Such was the case for a gangly American Bulldog pup who was brought into the South Jersey Regional Animal Shelter as a stray back in March of 2017. He was only 4 or 5 months old, which was a huge advantage, but he was deaf and had not been trained in any way. These are HUGE red flags for adopters, making his future very uncertain. Even at his age, rescues for deaf dogs are very difficult to get into because of volume and the time needed to train these special-needs dogs.
For this particular puppy though, his handicap is what attracted the man who would turn his world around. Chris Hannah, a music teacher from Mennies Elementary School in Vineland, would just be starting his search for a new companion to bring a little joy into his life when, at the same time, “Harry Potter” found himself in the clutches of an animal control officer and wound up at the shelter. Chris pulled up our website, clicked on the adoptable dogs section and found the perfect match on his very first search! It so happens that Chris is very involved in the life of his nephew (the two-legged kind), who also is deaf, and knew the minute he saw the puppy online that fate was calling.

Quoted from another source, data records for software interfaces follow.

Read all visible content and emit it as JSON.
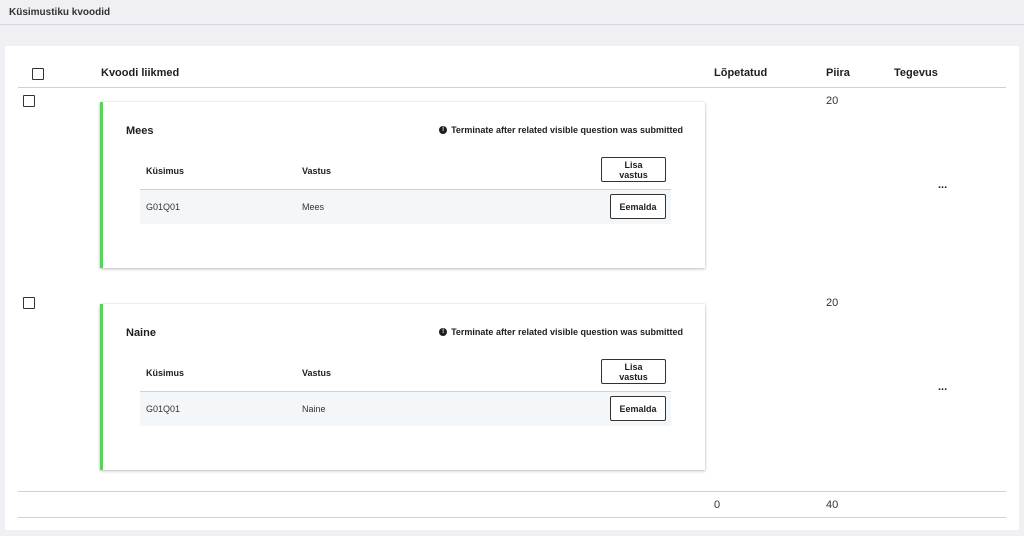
{
  "page": {
    "title": "Küsimustiku kvoodid"
  },
  "table": {
    "headers": {
      "members": "Kvoodi liikmed",
      "completed": "Lõpetatud",
      "limit": "Piira",
      "actions": "Tegevus"
    },
    "rows": [
      {
        "limit": "20",
        "actions_label": "...",
        "card": {
          "title": "Mees",
          "note": "Terminate after related visible question was submitted",
          "col_question": "Küsimus",
          "col_answer": "Vastus",
          "add_answer_label": "Lisa vastus",
          "items": [
            {
              "question": "G01Q01",
              "answer": "Mees",
              "remove_label": "Eemalda"
            }
          ]
        }
      },
      {
        "limit": "20",
        "actions_label": "...",
        "card": {
          "title": "Naine",
          "note": "Terminate after related visible question was submitted",
          "col_question": "Küsimus",
          "col_answer": "Vastus",
          "add_answer_label": "Lisa vastus",
          "items": [
            {
              "question": "G01Q01",
              "answer": "Naine",
              "remove_label": "Eemalda"
            }
          ]
        }
      }
    ],
    "totals": {
      "completed": "0",
      "limit": "40"
    }
  },
  "colors": {
    "accent": "#5bd35b",
    "row_bg": "#f3f7fa",
    "page_bg": "#f0f0f4"
  }
}
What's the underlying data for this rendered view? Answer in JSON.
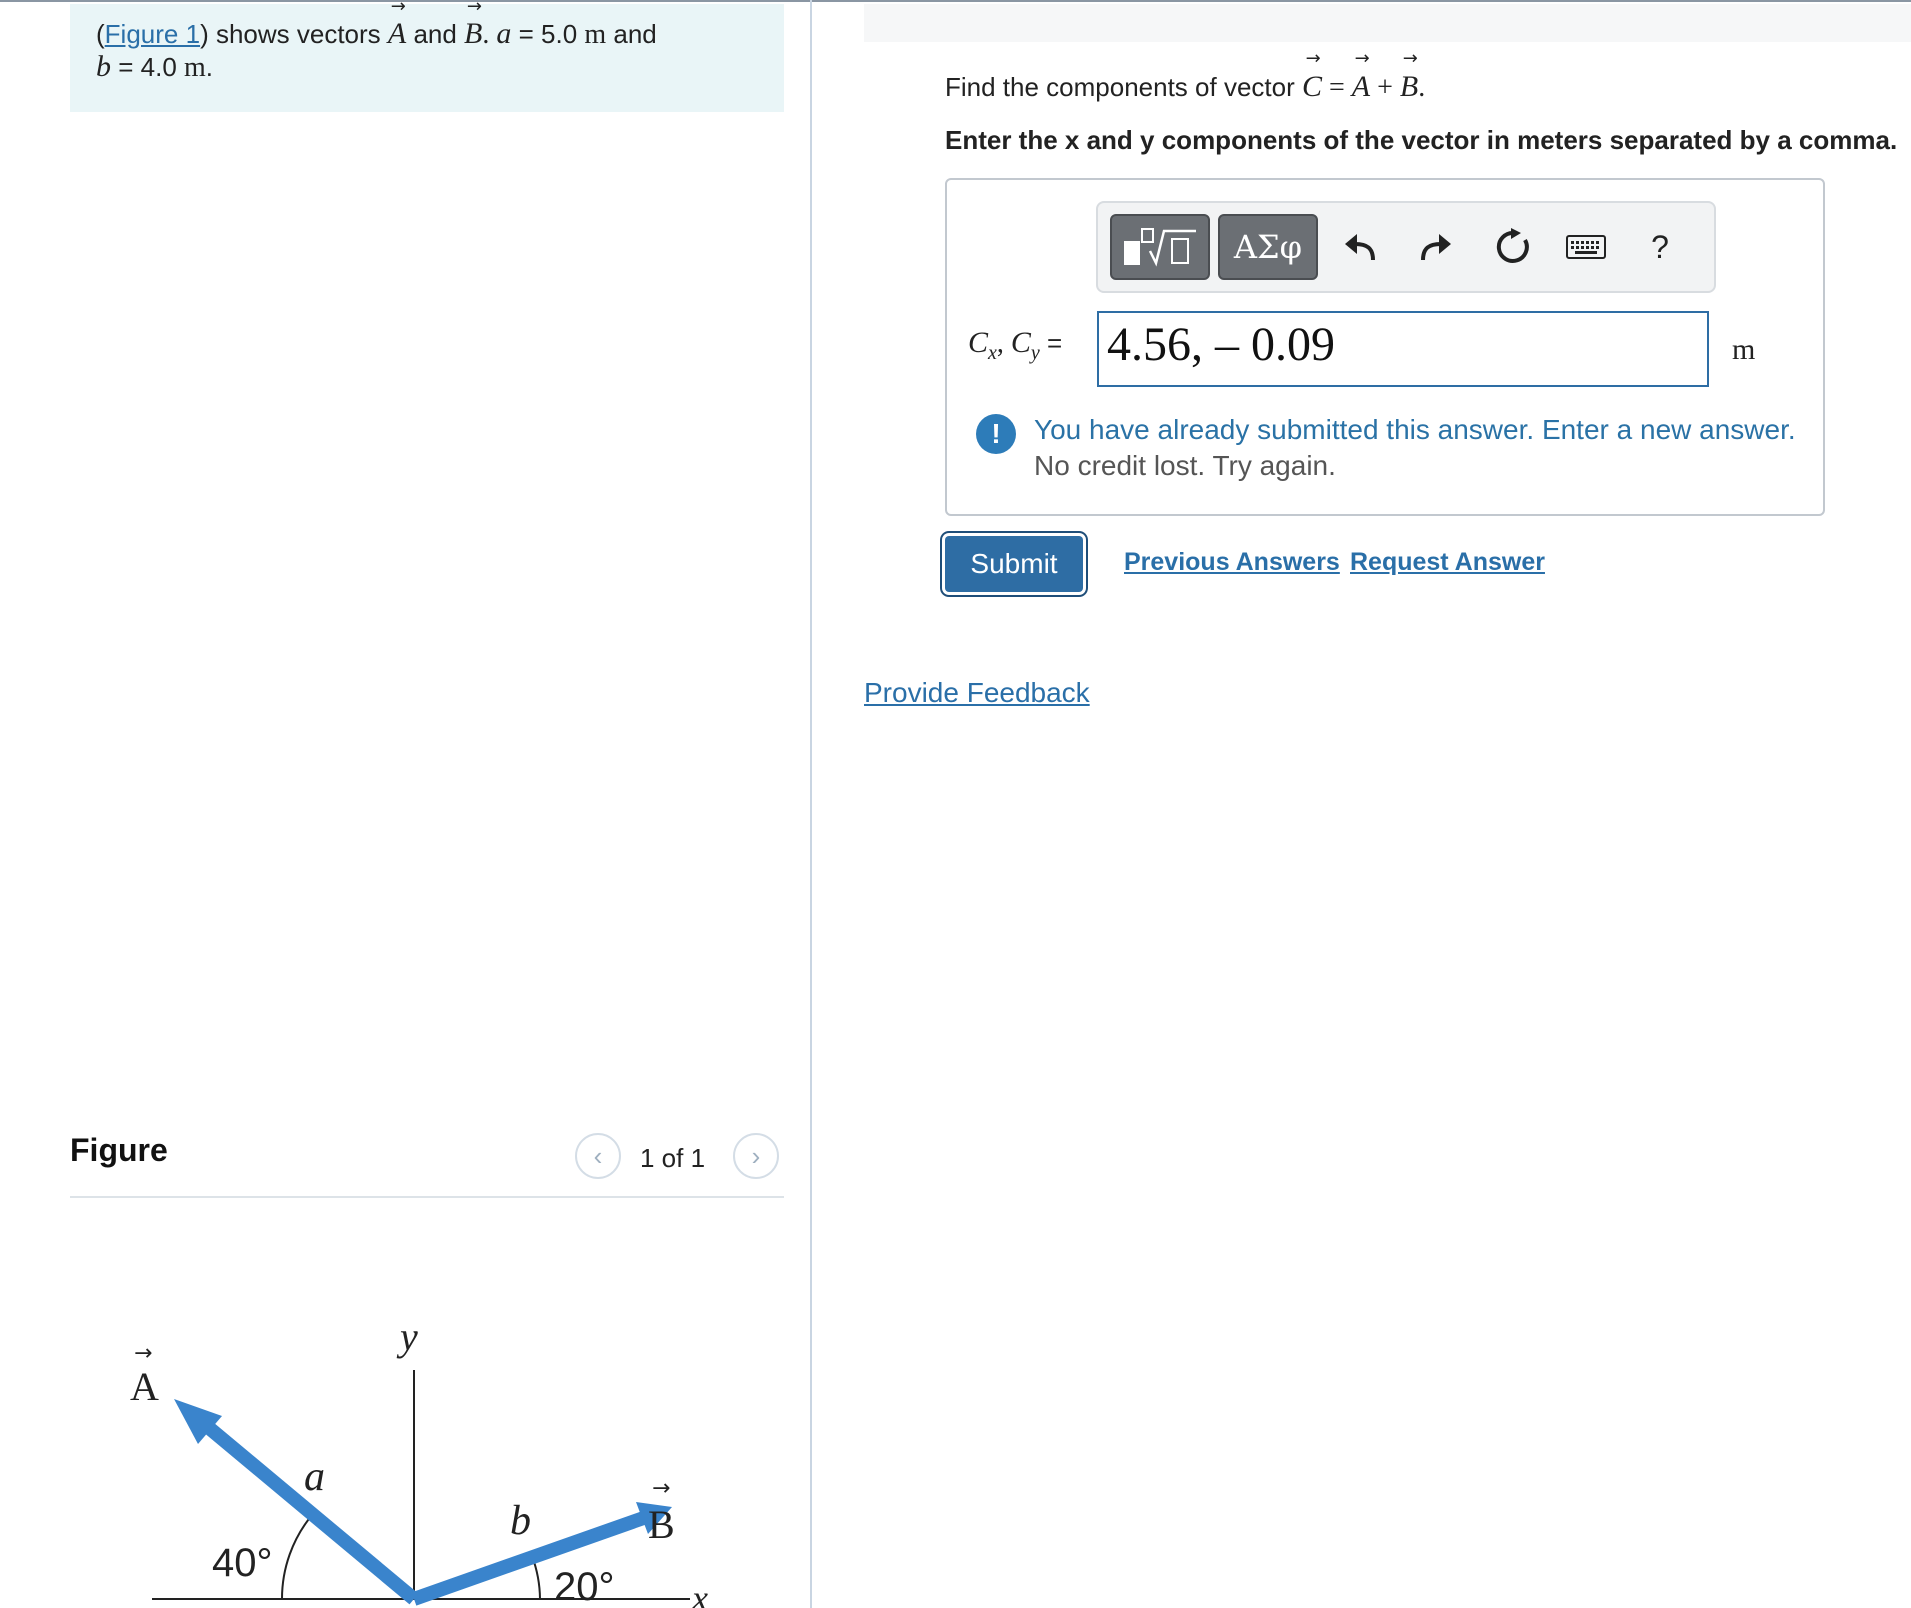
{
  "intro": {
    "open_paren": "(",
    "figure_link": "Figure 1",
    "text1": ") shows vectors ",
    "vec_A": "A",
    "and1": " and ",
    "vec_B": "B",
    "dot": ". ",
    "a_sym": "a",
    "a_val": " = 5.0 ",
    "unit1": "m",
    "and2": " and",
    "b_sym": "b",
    "b_val": " = 4.0 ",
    "unit2": "m",
    "end_dot": "."
  },
  "figure": {
    "title": "Figure",
    "counter": "1 of 1",
    "prev_icon": "chevron-left-icon",
    "next_icon": "chevron-right-icon",
    "labels": {
      "A": "A",
      "B": "B",
      "y": "y",
      "x": "x",
      "a": "a",
      "b": "b",
      "angle_a": "40°",
      "angle_b": "20°"
    },
    "vector_color": "#3a84cc"
  },
  "question": {
    "prefix": "Find the components of vector ",
    "C": "C",
    "eq": " = ",
    "A": "A",
    "plus": " + ",
    "B": "B",
    "end": "."
  },
  "instruction": "Enter the x and y components of the vector in meters separated by a comma.",
  "toolbar": {
    "greek": "ΑΣφ",
    "help": "?",
    "icons": [
      "templates-icon",
      "undo-icon",
      "redo-icon",
      "reset-icon",
      "keyboard-icon"
    ]
  },
  "answer": {
    "label_Cx": "C",
    "label_x": "x",
    "label_sep": ", ",
    "label_Cy": "C",
    "label_y": "y",
    "label_eq": " =",
    "value": "4.56, – 0.09",
    "unit": "m"
  },
  "alert": {
    "icon": "!",
    "message": "You have already submitted this answer. Enter a new answer.",
    "sub": "No credit lost. Try again."
  },
  "actions": {
    "submit": "Submit",
    "previous_answers": "Previous Answers",
    "request_answer": "Request Answer",
    "feedback": "Provide Feedback"
  },
  "colors": {
    "accent": "#2e6da4",
    "intro_bg": "#e9f5f7",
    "link": "#2a6fa8"
  }
}
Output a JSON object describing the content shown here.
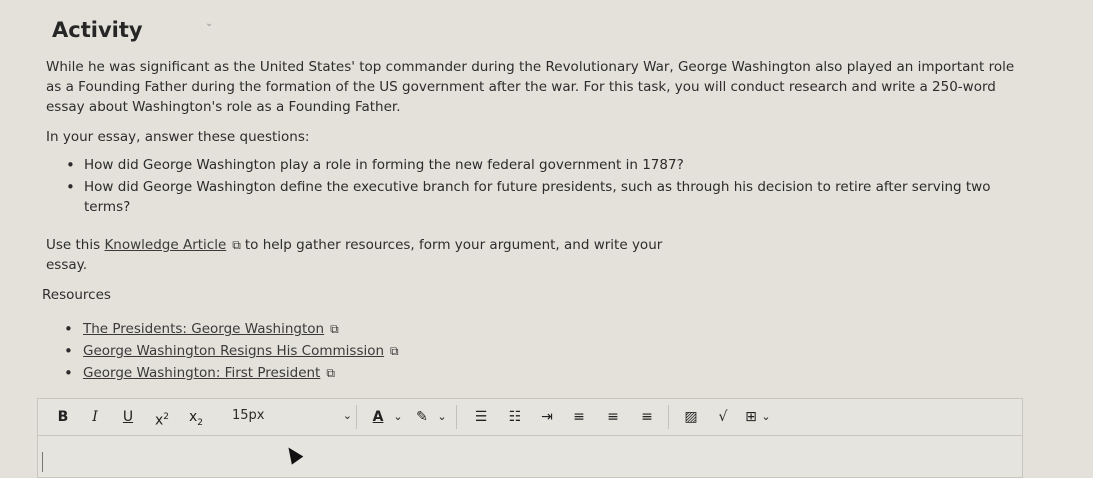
{
  "activity": {
    "title": "Activity",
    "intro": "While he was significant as the United States' top commander during the Revolutionary War, George Washington also played an important role as a Founding Father during the formation of the US government after the war. For this task, you will conduct research and write a 250-word essay about Washington's role as a Founding Father.",
    "prompt": "In your essay, answer these questions:",
    "questions": [
      "How did George Washington play a role in forming the new federal government in 1787?",
      "How did George Washington define the executive branch for future presidents, such as through his decision to retire after serving two terms?"
    ],
    "use_prefix": "Use this",
    "use_link": "Knowledge Article",
    "use_suffix": "to help gather resources, form your argument, and write your essay.",
    "resources_heading": "Resources",
    "resources": [
      "The Presidents: George Washington",
      "George Washington Resigns His Commission",
      "George Washington: First President"
    ]
  },
  "editor": {
    "toolbar": {
      "bold": "B",
      "italic": "I",
      "underline": "U",
      "superscript": "x",
      "subscript": "x",
      "font_size": "15px"
    },
    "content": ""
  },
  "icons": {
    "external_link": "external-link-icon"
  }
}
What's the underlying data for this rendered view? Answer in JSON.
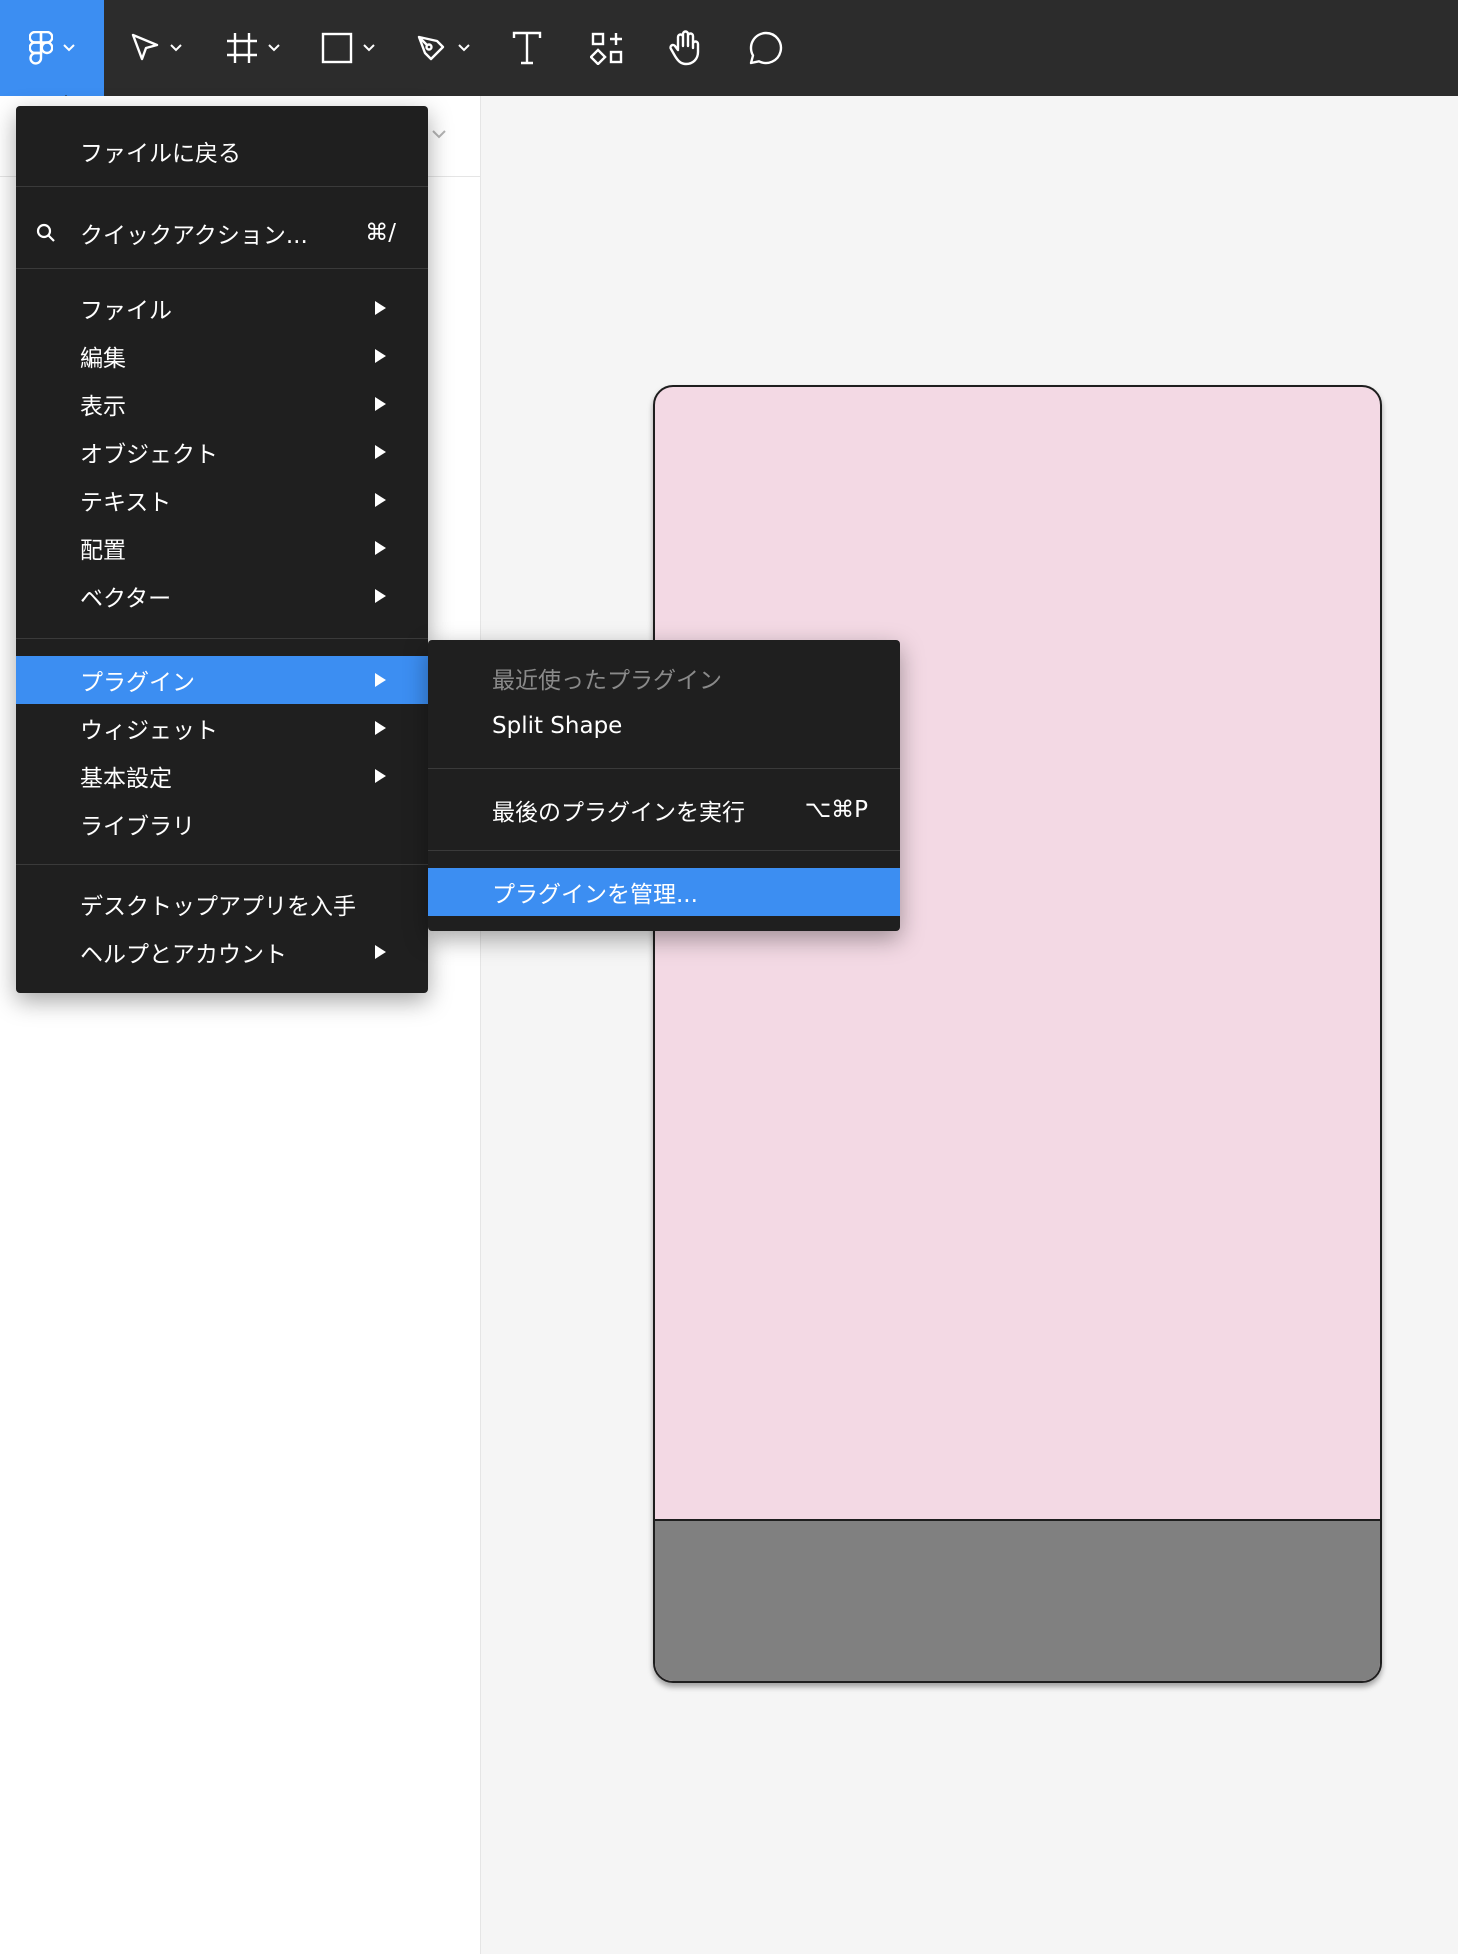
{
  "toolbar": {
    "tools": [
      {
        "icon": "figma-logo-icon"
      },
      {
        "icon": "move-tool-icon"
      },
      {
        "icon": "frame-tool-icon"
      },
      {
        "icon": "rectangle-tool-icon"
      },
      {
        "icon": "pen-tool-icon"
      },
      {
        "icon": "text-tool-icon"
      },
      {
        "icon": "resources-icon"
      },
      {
        "icon": "hand-tool-icon"
      },
      {
        "icon": "comment-icon"
      }
    ],
    "accent": "#3c8ef2",
    "background": "#2c2c2c"
  },
  "main_menu": {
    "back_to_files": "ファイルに戻る",
    "quick_actions": {
      "label": "クイックアクション...",
      "shortcut": "⌘/"
    },
    "items": [
      {
        "label": "ファイル",
        "submenu": true
      },
      {
        "label": "編集",
        "submenu": true
      },
      {
        "label": "表示",
        "submenu": true
      },
      {
        "label": "オブジェクト",
        "submenu": true
      },
      {
        "label": "テキスト",
        "submenu": true
      },
      {
        "label": "配置",
        "submenu": true
      },
      {
        "label": "ベクター",
        "submenu": true
      }
    ],
    "items2": [
      {
        "label": "プラグイン",
        "submenu": true,
        "highlighted": true
      },
      {
        "label": "ウィジェット",
        "submenu": true
      },
      {
        "label": "基本設定",
        "submenu": true
      },
      {
        "label": "ライブラリ",
        "submenu": false
      }
    ],
    "items3": [
      {
        "label": "デスクトップアプリを入手",
        "submenu": false
      },
      {
        "label": "ヘルプとアカウント",
        "submenu": true
      }
    ]
  },
  "plugins_submenu": {
    "recent_header": "最近使ったプラグイン",
    "recent_plugin": "Split Shape",
    "run_last": {
      "label": "最後のプラグインを実行",
      "shortcut": "⌥⌘P"
    },
    "manage": "プラグインを管理..."
  },
  "canvas": {
    "frame_fill": "#f3d9e4",
    "frame_bottom_fill": "#808080"
  }
}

Fast forward one year, the renamed “Cole” has become a mascot of sorts, attending many school events and now becoming involved in the Read Across America program at Mennies. The kids in second through fifth grades have come up with their own story, “Captain Cochlear & Maestro Mutt,” about Chris’s nephew and this very lucky dog. It’s a big week as the pup is also taking his Canine Good Citizen test, which is the first step in his quest to become a therapy dog for deaf and hearing-impaired children.
When training Cole, Chris wanted to use American Sign Language so that users of ASL would be able interact with the dog. Some slight alterations were made to make the signals easily readable for the dog. A trainer helped Chris with a remote collar that is used to get Cole to focus on his hands. Apparently Cole is a quick and eager learner, something I’m sure Chris wishes from all his students.
This story is a great reminder that all things are possible. Although we viewed Cole’s deafness as a detriment to finding a home, it turned out to be his lucky charm
On top of all his accomplishments, we have just learned that Cole will be a contestant in our 10th annual Dog Of The Year contest, which kicks off in April. Over the past nine years, this contest has raised more than $130,000 for our shelter animals. It’s a great way for our former shelter dogs and their adopters to support the homeless pets who are in the shelter waiting to find their special person or family.
- This kitten needs someone willing to take a risk
- How South Jersey Regional Animal Shelter in Vineland learned to really know its dogs
- Five ways you can help 520 shelter pets find homes
- What will happen to your pets when you die?
- What to know about rabies and pets
- Scary rescue: Dog gets head caught in plastic container, can’t breathe
- Clearing the shelter with an open mind
- Take your dog on a date to the Jersey Shore
- What you should do if you suspect animal cruelty
- Now’s the best time to adopt a kitten in Cumberland County, NJ